On Tuesday, President-elect Donald Trump named cyber expert Tom Bossert as his homeland security adviser.
Bossert is currently a fellow at the Atlantic Council and was a former national security aide to President George W. Bush.
He says cybersecurity will be one a top priority in his new job.
And if the events of 2016 say anything, Bossert will likely have a lot on his plate.
"American Elections Will Be Hacked." That’s the title of a recent article in The New York Times by our next guest, the leading cybersecurity and privacy researcher Bruce Schneier. Schneier warns, "Our newly computerized voting systems are vulnerable to attack by both individual hackers and government-sponsored cyberwarriors. It is only a matter of time before such an attack happens."
During a House Committee hearing today, Bruce Schneier also asks for the establishment of a new government agency devoted to cybersecurity.
Security experts asked lawmakers for more action, today, during a Congressional hearing on IoT security. On their wishlist: consequences to manufacturers for delivering insecure products, a federally funded independent lab for pre-market cybersecurity testing, and an entirely new federal agency devoted to cybersecurity.

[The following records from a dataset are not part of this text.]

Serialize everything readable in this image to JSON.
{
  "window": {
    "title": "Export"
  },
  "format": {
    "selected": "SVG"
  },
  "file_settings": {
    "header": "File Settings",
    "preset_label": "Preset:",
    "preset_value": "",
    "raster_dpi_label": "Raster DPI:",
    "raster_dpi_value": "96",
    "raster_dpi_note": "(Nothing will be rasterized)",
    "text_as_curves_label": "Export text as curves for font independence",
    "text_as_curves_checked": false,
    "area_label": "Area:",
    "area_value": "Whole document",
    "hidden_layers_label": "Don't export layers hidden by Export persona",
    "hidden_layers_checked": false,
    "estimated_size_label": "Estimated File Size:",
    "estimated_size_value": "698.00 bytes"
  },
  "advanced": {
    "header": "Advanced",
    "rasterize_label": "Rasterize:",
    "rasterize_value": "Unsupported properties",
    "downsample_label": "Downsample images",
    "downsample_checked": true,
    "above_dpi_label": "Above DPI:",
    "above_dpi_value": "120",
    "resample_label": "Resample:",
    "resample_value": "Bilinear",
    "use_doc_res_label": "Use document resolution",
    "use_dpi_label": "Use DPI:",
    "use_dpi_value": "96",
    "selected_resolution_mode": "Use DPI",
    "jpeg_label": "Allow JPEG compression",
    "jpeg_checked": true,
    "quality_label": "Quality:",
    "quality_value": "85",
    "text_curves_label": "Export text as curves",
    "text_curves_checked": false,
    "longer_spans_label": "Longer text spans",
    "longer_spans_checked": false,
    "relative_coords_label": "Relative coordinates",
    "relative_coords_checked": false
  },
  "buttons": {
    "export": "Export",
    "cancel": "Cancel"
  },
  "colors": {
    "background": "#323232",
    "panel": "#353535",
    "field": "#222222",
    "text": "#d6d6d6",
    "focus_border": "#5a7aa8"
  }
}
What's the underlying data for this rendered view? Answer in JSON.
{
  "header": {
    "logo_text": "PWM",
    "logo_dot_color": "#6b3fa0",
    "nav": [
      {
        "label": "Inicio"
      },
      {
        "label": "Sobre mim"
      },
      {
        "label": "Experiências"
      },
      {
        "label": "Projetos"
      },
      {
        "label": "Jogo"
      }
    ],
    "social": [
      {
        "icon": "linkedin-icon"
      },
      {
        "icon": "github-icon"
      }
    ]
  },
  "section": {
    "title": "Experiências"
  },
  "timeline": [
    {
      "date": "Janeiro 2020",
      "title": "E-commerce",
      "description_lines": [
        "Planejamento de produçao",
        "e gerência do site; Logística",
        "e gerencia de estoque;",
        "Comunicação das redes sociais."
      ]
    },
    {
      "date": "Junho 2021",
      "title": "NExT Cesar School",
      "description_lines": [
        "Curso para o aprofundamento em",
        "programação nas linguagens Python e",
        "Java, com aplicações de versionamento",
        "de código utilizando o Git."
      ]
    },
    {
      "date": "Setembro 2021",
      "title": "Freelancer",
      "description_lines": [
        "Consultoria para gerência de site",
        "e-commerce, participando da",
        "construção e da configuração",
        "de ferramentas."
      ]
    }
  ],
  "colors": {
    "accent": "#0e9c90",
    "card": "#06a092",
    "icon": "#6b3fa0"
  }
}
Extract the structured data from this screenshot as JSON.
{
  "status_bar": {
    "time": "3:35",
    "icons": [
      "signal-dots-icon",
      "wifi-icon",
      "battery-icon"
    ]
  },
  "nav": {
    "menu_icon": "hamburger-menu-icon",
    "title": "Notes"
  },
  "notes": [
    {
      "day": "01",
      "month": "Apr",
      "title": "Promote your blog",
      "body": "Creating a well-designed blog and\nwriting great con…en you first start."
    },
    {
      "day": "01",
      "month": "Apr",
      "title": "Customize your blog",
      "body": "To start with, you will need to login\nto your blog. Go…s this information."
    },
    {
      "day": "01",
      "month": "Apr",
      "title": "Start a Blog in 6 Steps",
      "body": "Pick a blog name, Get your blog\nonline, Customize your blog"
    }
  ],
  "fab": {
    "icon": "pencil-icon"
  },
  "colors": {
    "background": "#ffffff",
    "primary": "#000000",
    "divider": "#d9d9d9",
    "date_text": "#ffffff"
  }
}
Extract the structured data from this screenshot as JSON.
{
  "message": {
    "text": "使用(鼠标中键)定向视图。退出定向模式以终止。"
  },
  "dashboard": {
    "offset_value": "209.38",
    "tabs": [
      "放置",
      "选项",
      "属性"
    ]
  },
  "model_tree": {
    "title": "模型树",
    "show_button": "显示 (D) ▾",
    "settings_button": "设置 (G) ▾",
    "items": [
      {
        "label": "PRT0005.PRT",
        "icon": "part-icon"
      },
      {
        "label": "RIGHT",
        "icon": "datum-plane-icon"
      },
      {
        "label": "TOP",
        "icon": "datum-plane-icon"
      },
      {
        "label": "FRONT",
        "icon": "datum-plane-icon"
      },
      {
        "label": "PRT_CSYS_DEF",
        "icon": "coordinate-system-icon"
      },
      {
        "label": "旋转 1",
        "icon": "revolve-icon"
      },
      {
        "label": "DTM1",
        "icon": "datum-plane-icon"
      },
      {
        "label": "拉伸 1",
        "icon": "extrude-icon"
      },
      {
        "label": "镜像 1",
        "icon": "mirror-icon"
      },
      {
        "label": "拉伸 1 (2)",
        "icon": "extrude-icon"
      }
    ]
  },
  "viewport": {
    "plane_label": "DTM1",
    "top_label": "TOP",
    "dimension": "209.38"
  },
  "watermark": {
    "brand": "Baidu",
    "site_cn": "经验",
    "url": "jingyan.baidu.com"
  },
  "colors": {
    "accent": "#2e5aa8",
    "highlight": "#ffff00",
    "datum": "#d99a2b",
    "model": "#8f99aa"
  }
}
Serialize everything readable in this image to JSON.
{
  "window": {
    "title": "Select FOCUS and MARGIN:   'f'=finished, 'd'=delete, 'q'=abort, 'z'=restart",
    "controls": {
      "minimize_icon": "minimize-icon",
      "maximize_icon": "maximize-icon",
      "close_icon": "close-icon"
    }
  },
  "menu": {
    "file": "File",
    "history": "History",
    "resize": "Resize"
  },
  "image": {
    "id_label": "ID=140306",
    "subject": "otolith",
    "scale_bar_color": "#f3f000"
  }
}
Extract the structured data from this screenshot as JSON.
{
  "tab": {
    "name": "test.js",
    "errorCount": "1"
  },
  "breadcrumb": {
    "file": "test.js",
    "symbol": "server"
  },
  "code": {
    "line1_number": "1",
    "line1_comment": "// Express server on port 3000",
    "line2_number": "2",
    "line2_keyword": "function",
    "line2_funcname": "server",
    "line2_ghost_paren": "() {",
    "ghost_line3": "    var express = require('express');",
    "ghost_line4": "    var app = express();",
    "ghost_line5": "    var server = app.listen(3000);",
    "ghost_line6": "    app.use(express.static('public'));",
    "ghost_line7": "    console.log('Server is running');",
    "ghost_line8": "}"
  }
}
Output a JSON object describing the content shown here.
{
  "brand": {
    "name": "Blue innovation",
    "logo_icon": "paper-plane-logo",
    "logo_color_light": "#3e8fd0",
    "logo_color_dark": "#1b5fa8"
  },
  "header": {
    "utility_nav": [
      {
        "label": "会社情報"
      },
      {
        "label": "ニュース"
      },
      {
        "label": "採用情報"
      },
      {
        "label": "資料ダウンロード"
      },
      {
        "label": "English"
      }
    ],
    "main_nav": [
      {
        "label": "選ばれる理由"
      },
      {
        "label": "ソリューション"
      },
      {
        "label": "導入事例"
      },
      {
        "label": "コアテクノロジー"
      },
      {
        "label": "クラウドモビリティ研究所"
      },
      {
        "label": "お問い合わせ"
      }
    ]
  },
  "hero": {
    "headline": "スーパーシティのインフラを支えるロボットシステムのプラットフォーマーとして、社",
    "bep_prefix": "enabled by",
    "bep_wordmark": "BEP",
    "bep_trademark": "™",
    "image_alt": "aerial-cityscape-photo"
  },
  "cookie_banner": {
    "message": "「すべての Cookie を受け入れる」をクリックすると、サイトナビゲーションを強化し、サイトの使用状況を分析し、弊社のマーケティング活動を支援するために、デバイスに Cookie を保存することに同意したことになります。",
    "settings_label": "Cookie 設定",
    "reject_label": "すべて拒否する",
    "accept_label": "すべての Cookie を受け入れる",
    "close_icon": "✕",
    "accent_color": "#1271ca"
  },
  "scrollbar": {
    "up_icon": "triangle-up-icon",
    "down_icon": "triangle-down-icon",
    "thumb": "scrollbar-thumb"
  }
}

The hearing, "Understanding the Role of Connected Devices in Recent Attacks," was held by the US House Committee on Energy and Commerce, with expert witnesses Dale Drew, senior vice president and chief security officer of Level 3 Communications; Dr. Kevin Fu, CEO of Virta Labs and associated professor of electrical engineering and computer science at the University of Michigan; and Bruce Schneier, fellow of the Berkman Klein Center at Harvard University.
"We are in this sorry and deteriorating state because there is almost no cost to a manufacturer for deploying products with poor cybersecurity to consumers," said Dr. Fu. He later added "also there's no benefit if they deploy something with good security."
"The market can't fix this," said Schneier, because "the buyer and seller don't care ...
Computer security experts on Wednesday pressed for comprehensive federal regulations mandating strong security protocols for the Internet of Things, saying it's not a matter of if but when rules are issued for connected devices.
"The Internet of Things affects the world in a directly physical manner—cars, appliances, thermostat, airplanes," said Bruce Schneier, a computer security expert at Harvard University, during testimony at a hearing held by two House Energy and Commerce subcommittees. "There's real risk to life and property. There's real, catastrophic risks."
With the increasing ubiquity and fundamental vulnerability of IoT technology, Schneier said it's a moot point to argue over whether the federal government will eventually regulate the industry.
The hacking of Democratic Party organizations has made internet security germane to the 2016 presidential election campaign. America's intelligence community has accused high-level Russian officials of backing these cyberattacks in an attempt to influence the election result. Such allegations have helped thrust relations between Washington and Moscow to their lowest point in decades.
Meanwhile, the integrity of America's internet infrastructure was tested on Oct. 21, 2016 with a distributed denial of service (DDoS) attack.
Bruce Schneier joined David Pakman to discuss computer security in relation to politics and election mechanics.
One of the most striking paradoxes of our time resides in our smartphones. Our everyday use of these iconic and progressively factotum apparatuses records at various levels every activity we do in space and time, with the unbelievable outcome that, on a mass scale, we're happy about that and willfully give up our intimate privacy to be allowed to continue using them. It's nothing new, but we're still turning our head to what is behind. There are battles going on to conquer the most strategic parts of the big data we produce, in the huge business called "DaaS" (data as a service).
Pour l'écrivain et expert en cybersécurité et en cryptographie Bruce Schneier, « quelqu'un est en train d'apprendre à détruire Internet », comme il le titre dans son dernier article de blog. L'actuel directeur de la technologie de Resilient, une société d'IBM, affirme que des attaques particulières visent des acteurs majeurs du web depuis déjà deux ans.
Bruce Schneier est une sommité en ce qui concerne la sécurité informatique. L'auteur du mythique livre « Applied Cryptograhy » tient depuis 2004 un blog très fréquenté dans lequel, ce mardi 13 septembre, il a publié un article au titre évocateur : « Quelqu'un est en train d'apprendre à détruire Internet » . Comme il l'affirme, depuis un ou deux ans, certaines compagnies majeures du web subissent des attaques particulières, précises et calibrées, dont le but est de tester les défenses et d'évaluer les meilleurs moyens de les faire tomber.
"I can't think of any other issue that moved people so quickly." By security expert Bruce Schneier's estimation, more than 700 million people worldwide changed their behavior on the Internet as a direct result of what Edward Snowden's NSA leak revealed about government surveillance. Even more amazing: they all did it within one year.
What motivated so many private citizens to take action? "They did that because of secrets.
Photo of Bruce Schneier by Per Ervland.
Schneier on Security is a personal website. Opinions expressed are not necessarily those of Resilient, an IBM Company.